It’s tough out here for us queers in 2023. Anti-trans sentiments and legislation are picking up steam on both sides of the border. School boards are outing queer kids to their parents. I could go on, but you know what? I don’t want to. It’s depressing! And I think you get the picture.
When I get down about these things, it can be nice to watch something that’s joyfully queer, as a reminder that for all of the external challenges, queerness is something I feel so privileged to experience. At this year’s Toronto International Film Festival, I found that feeling in a place that surprised me: the documentary programme.
I’ve watched a lot of sad gay docs over the years. Often, they’re important sad gay docs. While there’s certainly a place for that, it doesn’t really feed the soul, you know? There’s also a certain subset of queer docs directed by straight directors who don’t handle the communities they’re profiling with appropriate care. However, I’m not here to talk about those. I’m here to talk about two TIFF documentaries directed with such care by queer and trans directors, that show the joy, pain, and power of the queer experience through two distinct lenses.
The first of these docs is Summer Qamp, directed by Toronto-based filmmaker Jen Markowitz. They spent five days last summer at Camp fYrefly, an Alberta summer camp specifically for LGBTQ+ youth, and many more months before and after camp filming conversations with the campers. The resulting documentary is an intimate look at the lives of these campers, and the transformative effect of a week spent in a place where they feel totally free to be themselves.
The kids in Summer Qamp have been through some pretty tough stuff. In conversations with Marokowitz, delivered straight to camera, and through moments captured at camp, they talk about some pretty painful experiences. Markowitz takes care not to make these conversations the focal point – rather, they’re necessary pieces of context so we can understand why time at camp means so much to the campers. These conversations are offset by so much fun. We see DIY makeovers in the woods, gender-affirming clothing swaps, and a talent show where a quiet camper transforms into the camp heartthrob over the course of one killer saxophone solo.
Watching this film, I was so struck by how well these campers, all under the age of 18, know themselves and what they want. They’re still figuring themselves out – they’re teenagers, so obviously! – but they’re so thoughtful and insightful, and much further evolved on topics of gender and sexuality than most people twice their age. They seem hopeful about their future, dreaming of success and independence, and having an apartment in the city to call their own. In a time when it feels like everyone is talking about queer youth, Summer Qamp gives them the mic and lets them tell you that actually, thank you very much? If we just let them do their thing, they’ll be just fine. What a delight it is to hear that.

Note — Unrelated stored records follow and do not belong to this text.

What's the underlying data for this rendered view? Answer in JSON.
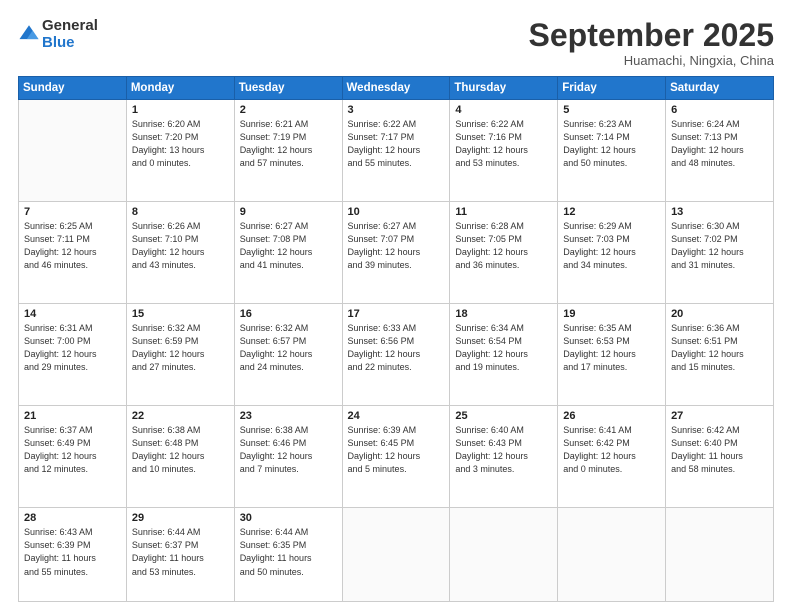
{
  "header": {
    "logo_general": "General",
    "logo_blue": "Blue",
    "month": "September 2025",
    "location": "Huamachi, Ningxia, China"
  },
  "days_of_week": [
    "Sunday",
    "Monday",
    "Tuesday",
    "Wednesday",
    "Thursday",
    "Friday",
    "Saturday"
  ],
  "weeks": [
    [
      {
        "num": "",
        "info": ""
      },
      {
        "num": "1",
        "info": "Sunrise: 6:20 AM\nSunset: 7:20 PM\nDaylight: 13 hours\nand 0 minutes."
      },
      {
        "num": "2",
        "info": "Sunrise: 6:21 AM\nSunset: 7:19 PM\nDaylight: 12 hours\nand 57 minutes."
      },
      {
        "num": "3",
        "info": "Sunrise: 6:22 AM\nSunset: 7:17 PM\nDaylight: 12 hours\nand 55 minutes."
      },
      {
        "num": "4",
        "info": "Sunrise: 6:22 AM\nSunset: 7:16 PM\nDaylight: 12 hours\nand 53 minutes."
      },
      {
        "num": "5",
        "info": "Sunrise: 6:23 AM\nSunset: 7:14 PM\nDaylight: 12 hours\nand 50 minutes."
      },
      {
        "num": "6",
        "info": "Sunrise: 6:24 AM\nSunset: 7:13 PM\nDaylight: 12 hours\nand 48 minutes."
      }
    ],
    [
      {
        "num": "7",
        "info": "Sunrise: 6:25 AM\nSunset: 7:11 PM\nDaylight: 12 hours\nand 46 minutes."
      },
      {
        "num": "8",
        "info": "Sunrise: 6:26 AM\nSunset: 7:10 PM\nDaylight: 12 hours\nand 43 minutes."
      },
      {
        "num": "9",
        "info": "Sunrise: 6:27 AM\nSunset: 7:08 PM\nDaylight: 12 hours\nand 41 minutes."
      },
      {
        "num": "10",
        "info": "Sunrise: 6:27 AM\nSunset: 7:07 PM\nDaylight: 12 hours\nand 39 minutes."
      },
      {
        "num": "11",
        "info": "Sunrise: 6:28 AM\nSunset: 7:05 PM\nDaylight: 12 hours\nand 36 minutes."
      },
      {
        "num": "12",
        "info": "Sunrise: 6:29 AM\nSunset: 7:03 PM\nDaylight: 12 hours\nand 34 minutes."
      },
      {
        "num": "13",
        "info": "Sunrise: 6:30 AM\nSunset: 7:02 PM\nDaylight: 12 hours\nand 31 minutes."
      }
    ],
    [
      {
        "num": "14",
        "info": "Sunrise: 6:31 AM\nSunset: 7:00 PM\nDaylight: 12 hours\nand 29 minutes."
      },
      {
        "num": "15",
        "info": "Sunrise: 6:32 AM\nSunset: 6:59 PM\nDaylight: 12 hours\nand 27 minutes."
      },
      {
        "num": "16",
        "info": "Sunrise: 6:32 AM\nSunset: 6:57 PM\nDaylight: 12 hours\nand 24 minutes."
      },
      {
        "num": "17",
        "info": "Sunrise: 6:33 AM\nSunset: 6:56 PM\nDaylight: 12 hours\nand 22 minutes."
      },
      {
        "num": "18",
        "info": "Sunrise: 6:34 AM\nSunset: 6:54 PM\nDaylight: 12 hours\nand 19 minutes."
      },
      {
        "num": "19",
        "info": "Sunrise: 6:35 AM\nSunset: 6:53 PM\nDaylight: 12 hours\nand 17 minutes."
      },
      {
        "num": "20",
        "info": "Sunrise: 6:36 AM\nSunset: 6:51 PM\nDaylight: 12 hours\nand 15 minutes."
      }
    ],
    [
      {
        "num": "21",
        "info": "Sunrise: 6:37 AM\nSunset: 6:49 PM\nDaylight: 12 hours\nand 12 minutes."
      },
      {
        "num": "22",
        "info": "Sunrise: 6:38 AM\nSunset: 6:48 PM\nDaylight: 12 hours\nand 10 minutes."
      },
      {
        "num": "23",
        "info": "Sunrise: 6:38 AM\nSunset: 6:46 PM\nDaylight: 12 hours\nand 7 minutes."
      },
      {
        "num": "24",
        "info": "Sunrise: 6:39 AM\nSunset: 6:45 PM\nDaylight: 12 hours\nand 5 minutes."
      },
      {
        "num": "25",
        "info": "Sunrise: 6:40 AM\nSunset: 6:43 PM\nDaylight: 12 hours\nand 3 minutes."
      },
      {
        "num": "26",
        "info": "Sunrise: 6:41 AM\nSunset: 6:42 PM\nDaylight: 12 hours\nand 0 minutes."
      },
      {
        "num": "27",
        "info": "Sunrise: 6:42 AM\nSunset: 6:40 PM\nDaylight: 11 hours\nand 58 minutes."
      }
    ],
    [
      {
        "num": "28",
        "info": "Sunrise: 6:43 AM\nSunset: 6:39 PM\nDaylight: 11 hours\nand 55 minutes."
      },
      {
        "num": "29",
        "info": "Sunrise: 6:44 AM\nSunset: 6:37 PM\nDaylight: 11 hours\nand 53 minutes."
      },
      {
        "num": "30",
        "info": "Sunrise: 6:44 AM\nSunset: 6:35 PM\nDaylight: 11 hours\nand 50 minutes."
      },
      {
        "num": "",
        "info": ""
      },
      {
        "num": "",
        "info": ""
      },
      {
        "num": "",
        "info": ""
      },
      {
        "num": "",
        "info": ""
      }
    ]
  ]
}
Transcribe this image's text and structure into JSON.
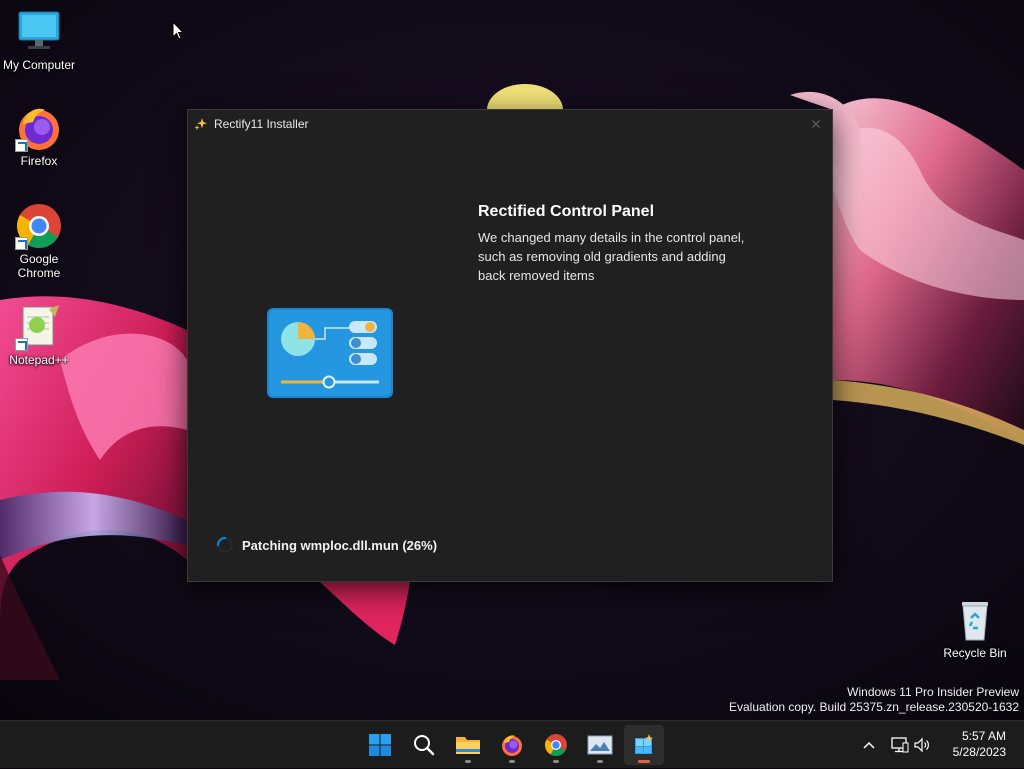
{
  "desktop": {
    "icons": [
      {
        "label": "My Computer",
        "icon": "monitor-icon"
      },
      {
        "label": "Firefox",
        "icon": "firefox-icon"
      },
      {
        "label": "Google Chrome",
        "icon": "chrome-icon"
      },
      {
        "label": "Notepad++",
        "icon": "notepadpp-icon"
      },
      {
        "label": "Recycle Bin",
        "icon": "recycle-bin-icon"
      }
    ]
  },
  "installer": {
    "title": "Rectify11 Installer",
    "heading": "Rectified Control Panel",
    "description": "We changed many details in the control panel, such as removing old gradients and adding back removed items",
    "status": "Patching wmploc.dll.mun (26%)",
    "progress_percent": 26
  },
  "watermark": {
    "line1": "Windows 11 Pro Insider Preview",
    "line2": "Evaluation copy. Build 25375.zn_release.230520-1632"
  },
  "taskbar": {
    "apps": [
      "start-icon",
      "search-icon",
      "file-explorer-icon",
      "firefox-icon",
      "chrome-icon",
      "photos-icon",
      "rectify-installer-icon"
    ],
    "time": "5:57 AM",
    "date": "5/28/2023"
  },
  "colors": {
    "accent": "#0a84d6",
    "window_bg": "#202020",
    "taskbar_bg": "#1c1c1c"
  }
}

For more on Summer Qamp, you can listen to my interview with Jen Markowitz here:
The second queer TIFF doc you should know about is Orlando, My Political Biography, from French theorist, critic, curator, and now filmmaker Paul B. Preciado. This is a loose, playful film that toes the line between documentary, fiction, and experimental theatre production.
In speaking about the film, Paul B. Preciado says he created this as a response to various peers suggesting he write a biography. In fact, he remarked thatVigina Woolf had beaten him to the punch with her 1928 novel, Orlando: A Biography; a story that spans 400 years as it follows its shape-shifting protagonist, Orlando, who changes genders halfway through the novel. In his film, Preciado tells the story of his own transition through the lens of Orlando’s story, and invites over twenty trans and non-binary performers to join him to do the same through staged vignettes and on-camera chats. If it’s a biography, it’s an incredibly generous one.
I do feel I should note that I haven’t read Virginia Woolf’s Orlando, so I can’t totally speak to the faithfulness of Preciado’s interpretation. A friend told me that the film takes certain liberties, but I was still surprised and pleased by how well the two seem to telegraph, as they use the book as a jumping off point to explore pieces of the trans experience. The film touches on everything from the depression and dysphoria that many trans folks feel, to the challenges of navigating legal and government systems as a trans person. The lines are further blurred when the performers – all of whom introduce themselves as playing “Orlando” in this piece – shift mid-sentence from telling their own stories to telling the fictitious Orlando’s. For example, to cure one’s depression, they were recommended more rest, or perhaps to consume the gall of a salamander.
Towards the end, the gambit begins to drag a bit. Some of the more factual information that’s mixed in with the personal stories might feel a little trans 101 for trans viewers, or viewers who engage with lots of trans media, bogging down meaningful personal stories. Jokes that were fresh the first few times feel played out, and the parade of Orlandos feels never-ending. As new performers appear and recount variations on similar experiences to prior Orlandos, we begin to feel like maybe we’ve heard this one before. A slightly shortened run time might have allowed the film to close with the most impactful vignettes looming large in viewers’ memories; as is, they’re occasionally drowned out by the chorus of Orlandos.
I hope these stories do stay with viewers, though. The thing that’s truly groundbreaking about Orlando, My Political Biography is the way it turns the spotlight onto trans and non-binary performers, and gives them space to be silly, honest, vulnerable, and deeply themselves. I feel lucky to have been invited to witness it.